In case the series of values given are not equidistant, that is,
the values of the independent variable do not form an arithmetical
series, it becomes necessary to apply another formula.

Let ya, y*, yc^ ya, - - • y* be the given values corresponding
to a, b, c, d, . . . k respectively as values of x. It is required
to find an approximate expression for y^, an unknown term
corresponding to a value of x between x = a and x = k.

Since there are n conditions to be satisfied the expression
which is to represent all of the values must contain n constants.
Assume as the general expression

y,=A+Bx+Cx^+Dx^+ . . . -^Nx^'-K

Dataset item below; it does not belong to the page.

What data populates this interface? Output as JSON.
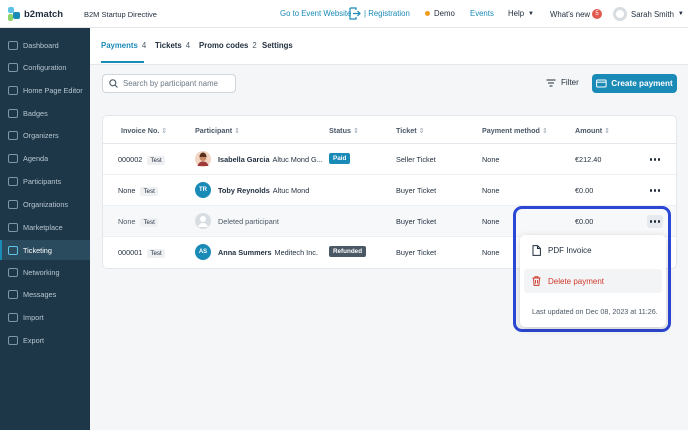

Geometrically this is equivalent to drawing through the n
points represented by the n sets of corresponding values a
parabola of degree n — i.

Substituting the sets of values given by the data in the
equation above n equations are obtained from which to determine
the values oi A, B, C, etc.,

ya=A+Ba-^Ca^+Da^+ . . . Na""'^;
yi,=A-\-Bb+Cb^+Db^+ . . . W"^;



yt=A-\-Bk-\-Ck^+Dk^+ . . . Nk'^-K

But the solution of these equations would require a great
deal of work which can be avoided by using another but equiva-


1 2 3 5 7 8

Online LibraryTheodore R. (Theodore Rudolph) RunningEmpirical formulas → online text (page 5 of 8)